What will the ‘future of work’ look like? It’s a hot topic right now with conferences springing up all over Europe seeking to answer this question. Indeed there is a much anticipated one happening this Friday May 12th in Dublin Castle organised by the Irish Department of Jobs, Enterprise and Innovation (Future of Work Conference).
Having spent the better part of this year researching the topic in the context of ‘digital transformation in Ireland’ it is clear that the shortage of skills and resources is without a doubt the biggest challenge facing Irish organisations as they seek to remain relevant in a digital world. In fact, the future of their (and our) entire existence depends on it.
In our research we found that only 45% of Irish companies have the right level and range of internal staff skills and external skills (agency, technology, contractor, consultant, specialist) to manage digital initiatives.
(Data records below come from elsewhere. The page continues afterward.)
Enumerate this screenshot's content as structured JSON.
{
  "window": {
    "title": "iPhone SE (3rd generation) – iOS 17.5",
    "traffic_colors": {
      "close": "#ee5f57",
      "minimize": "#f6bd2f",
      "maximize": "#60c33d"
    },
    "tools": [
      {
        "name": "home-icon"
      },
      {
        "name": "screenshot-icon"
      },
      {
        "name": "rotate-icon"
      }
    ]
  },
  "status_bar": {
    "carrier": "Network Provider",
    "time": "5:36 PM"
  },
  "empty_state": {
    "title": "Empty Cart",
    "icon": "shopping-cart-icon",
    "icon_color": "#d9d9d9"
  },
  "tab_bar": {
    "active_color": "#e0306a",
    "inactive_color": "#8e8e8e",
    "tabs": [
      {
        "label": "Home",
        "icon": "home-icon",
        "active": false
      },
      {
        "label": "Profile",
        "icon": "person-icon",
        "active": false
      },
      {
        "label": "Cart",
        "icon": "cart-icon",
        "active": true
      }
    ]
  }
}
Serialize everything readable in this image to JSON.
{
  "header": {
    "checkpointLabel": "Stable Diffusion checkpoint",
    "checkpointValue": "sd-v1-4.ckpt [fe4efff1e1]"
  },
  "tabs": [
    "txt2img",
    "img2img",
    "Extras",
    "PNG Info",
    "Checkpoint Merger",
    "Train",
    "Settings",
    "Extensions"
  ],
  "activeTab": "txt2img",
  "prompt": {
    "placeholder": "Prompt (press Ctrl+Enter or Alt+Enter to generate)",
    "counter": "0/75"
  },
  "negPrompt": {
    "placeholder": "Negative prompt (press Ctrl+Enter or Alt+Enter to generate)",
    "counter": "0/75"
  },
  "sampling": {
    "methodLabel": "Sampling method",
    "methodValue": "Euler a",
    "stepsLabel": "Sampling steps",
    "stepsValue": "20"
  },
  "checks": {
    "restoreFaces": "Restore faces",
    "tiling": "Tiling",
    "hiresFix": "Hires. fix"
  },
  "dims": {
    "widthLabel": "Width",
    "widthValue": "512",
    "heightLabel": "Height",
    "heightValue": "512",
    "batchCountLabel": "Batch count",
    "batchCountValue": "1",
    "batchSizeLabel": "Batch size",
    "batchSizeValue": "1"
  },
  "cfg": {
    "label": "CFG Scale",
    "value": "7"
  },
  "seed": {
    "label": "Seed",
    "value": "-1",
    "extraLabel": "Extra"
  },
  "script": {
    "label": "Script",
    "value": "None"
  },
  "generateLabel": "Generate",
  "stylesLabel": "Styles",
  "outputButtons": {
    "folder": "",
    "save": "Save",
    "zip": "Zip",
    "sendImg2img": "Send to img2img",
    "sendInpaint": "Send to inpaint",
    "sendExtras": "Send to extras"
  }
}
According to the European Digital Progress 2017 Report this skills-gap trend is EU wide.
But it may come as a surprise to discover that Ireland actually ranks 19th out of the EU28 specifically for ‘Digital Skills in the Labour Force’. Further stats hammer home our weak position with only 1 in 5 Irish Companies ‘heavily digitised’ compared to the more ‘progressive’ countries such as Denmark who claim 1 in 2 of their companies as heavily digitised. We clearly have quite a journey to travel to rank with the ‘progressives’.
What to do? We need to get much better at anticipating the skills needs of future generations if we are going to move up the EU ranks and achieve long-term success for our national economy and our organisations, both public and private. We need to be able to successfully match our country’s skill supply to the needs of our evolving economy. Successfully reducing the existing mismatch of skills will require a tremendous effort both to anticipate requirements and to increase the responsiveness of education and training providers to meet those requirements. Public policy will be instrumental in driving this but we are all part of this ‘Future of Work” story and individually we can start to think about how we can take responsibility for our own skills development in an increasingly ‘digital’ world.
To download our Digital Transformation in Ireland 2017 Report please click here